A capacitor (originally known as a condenser) is a passive two-terminal electrical component used to temporarily store electrical energy in an electric field. The forms of practical capacitors vary widely, but most contain at least two electrical conductors (plates) separated by a dielectric (i.e. an insulator that can store energy by becoming polarized).
The conductors can be thin films, foils or sintered beads of metal or conductive electrolyte, etc. The nonconducting dielectric acts to increase the capacitor’s charge capacity. Materials commonly used as dielectrics include glass, ceramic, plastic film, paper, mica, and oxide layers. Capacitors are widely used as parts of electrical circuits in many common electrical devices. Unlike a resistor, an ideal capacitor does not dissipate energy. Instead, a capacitor stores energy in the form of an electrostatic field between its plates.
When there is a potential difference across the conductors (e.g., when a capacitor is attached across a battery), an electric field develops across the dielectric, causing positive charge +Q to collect on one plate and negative charge −Q to collect on the other plate. If a battery has been attached to a capacitor for a sufficient amount of time, no current can flow through the capacitor. However, if a time-varying voltage is applied across the leads of the capacitor, a displacement current can flow.
An ideal capacitor is characterized by a single constant value, its capacitance. Capacitance is defined as the ratio of the electric charge Q on each conductor to the potential difference V between them. The SI unit of capacitance is the farad (F), which is equal to one coulomb per volt (1 C/V). Typical capacitance values range from about 1 pF (10−12 F) to about 1 mF (10−3 F).
The larger the surface area of the “plates” (conductors) and the narrower the gap between them, the greater the capacitance is. In practice, the dielectric between the plates passes a small amount of leakage current and also has an electric field strength limit, known as the breakdown voltage. The conductors and leads introduce an undesired inductance and resistance.
Capacitors are widely used in electronic circuits for blocking direct current while allowing alternating current to pass.

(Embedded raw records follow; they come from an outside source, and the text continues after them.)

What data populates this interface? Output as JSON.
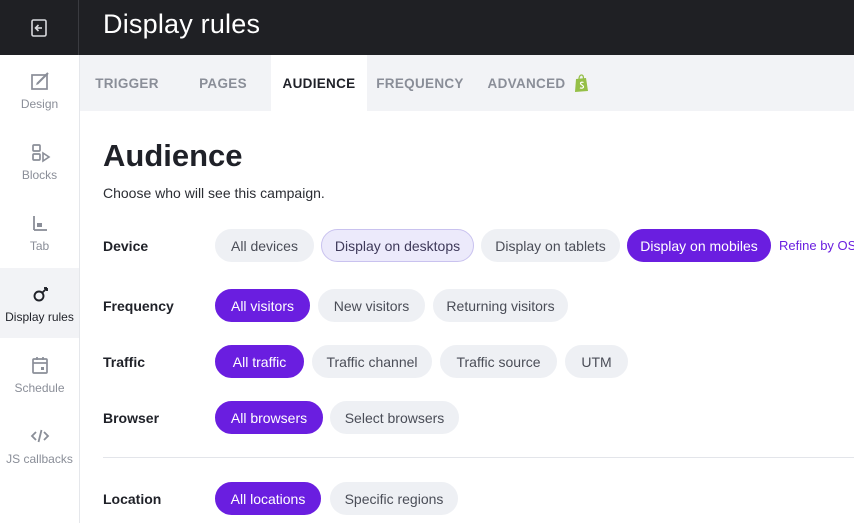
{
  "header": {
    "title": "Display rules"
  },
  "sidebar": {
    "items": [
      {
        "label": "Design",
        "icon": "design-icon"
      },
      {
        "label": "Blocks",
        "icon": "blocks-icon"
      },
      {
        "label": "Tab",
        "icon": "tab-icon"
      },
      {
        "label": "Display rules",
        "icon": "display-rules-icon",
        "active": true
      },
      {
        "label": "Schedule",
        "icon": "calendar-icon"
      },
      {
        "label": "JS callbacks",
        "icon": "code-icon"
      }
    ]
  },
  "tabs": [
    {
      "label": "TRIGGER"
    },
    {
      "label": "PAGES"
    },
    {
      "label": "AUDIENCE",
      "active": true
    },
    {
      "label": "FREQUENCY"
    },
    {
      "label": "ADVANCED",
      "icon": "shopify-icon"
    }
  ],
  "main": {
    "title": "Audience",
    "subtitle": "Choose who will see this campaign.",
    "device": {
      "label": "Device",
      "options": [
        "All devices",
        "Display on desktops",
        "Display on tablets",
        "Display on mobiles"
      ],
      "refine_link": "Refine by OS"
    },
    "frequency": {
      "label": "Frequency",
      "options": [
        "All visitors",
        "New visitors",
        "Returning visitors"
      ]
    },
    "traffic": {
      "label": "Traffic",
      "options": [
        "All traffic",
        "Traffic channel",
        "Traffic source",
        "UTM"
      ]
    },
    "browser": {
      "label": "Browser",
      "options": [
        "All browsers",
        "Select browsers"
      ]
    },
    "location": {
      "label": "Location",
      "options": [
        "All locations",
        "Specific regions"
      ]
    }
  },
  "colors": {
    "accent": "#6a1ee0",
    "header_bg": "#1f2024",
    "tabbar_bg": "#f2f3f6",
    "pill_bg": "#eef0f4"
  }
}
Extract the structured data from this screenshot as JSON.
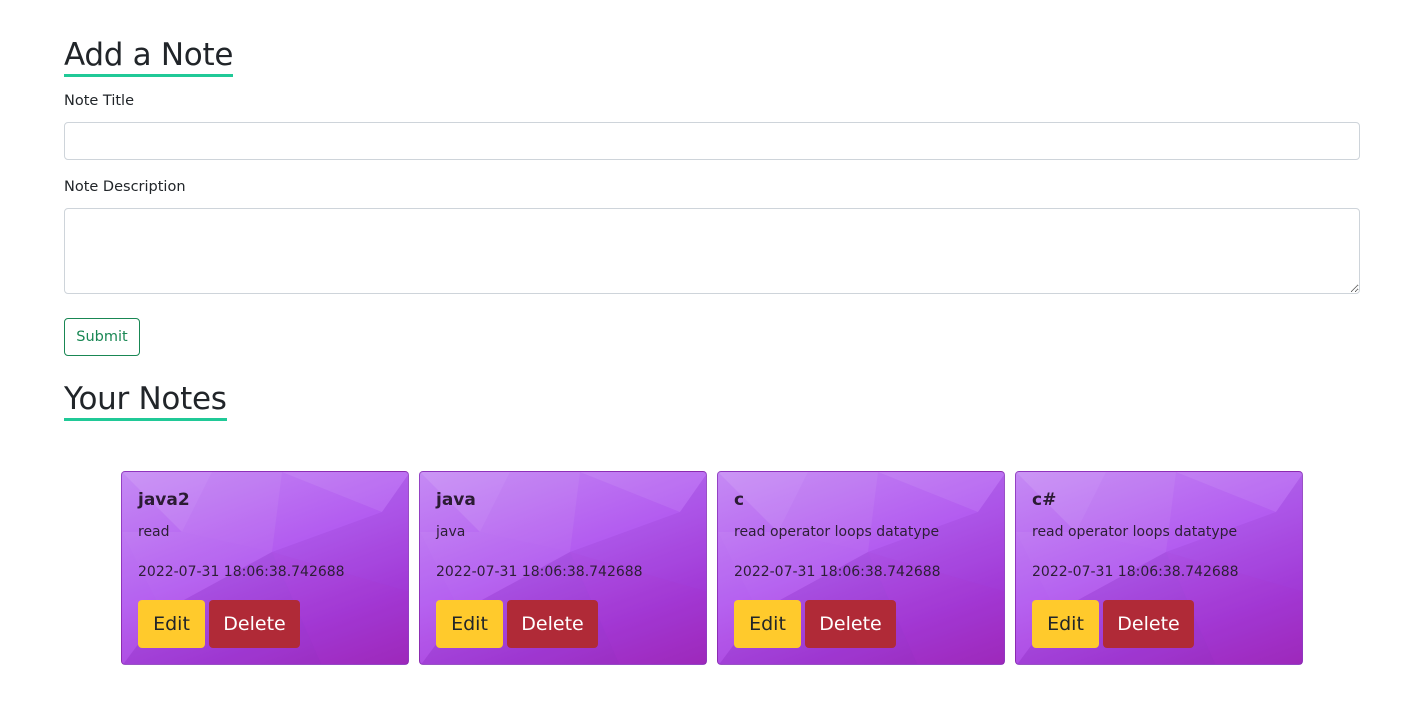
{
  "add_section": {
    "heading": "Add a Note",
    "title_label": "Note Title",
    "title_value": "",
    "desc_label": "Note Description",
    "desc_value": "",
    "submit_label": "Submit"
  },
  "notes_section": {
    "heading": "Your Notes",
    "edit_label": "Edit",
    "delete_label": "Delete",
    "notes": [
      {
        "title": "java2",
        "description": "read",
        "timestamp": "2022-07-31 18:06:38.742688"
      },
      {
        "title": "java",
        "description": "java",
        "timestamp": "2022-07-31 18:06:38.742688"
      },
      {
        "title": "c",
        "description": "read operator loops datatype",
        "timestamp": "2022-07-31 18:06:38.742688"
      },
      {
        "title": "c#",
        "description": "read operator loops datatype",
        "timestamp": "2022-07-31 18:06:38.742688"
      }
    ]
  },
  "colors": {
    "accent_underline": "#20c997",
    "submit_outline": "#198754",
    "edit_button": "#ffca2c",
    "delete_button": "#b02a37",
    "card_purple": "#b35cf0"
  }
}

In analog filter networks, they smooth the output of power supplies. In resonant circuits they tune radios to particular frequencies. In electric power transmission systems, they stabilize voltage and power flow.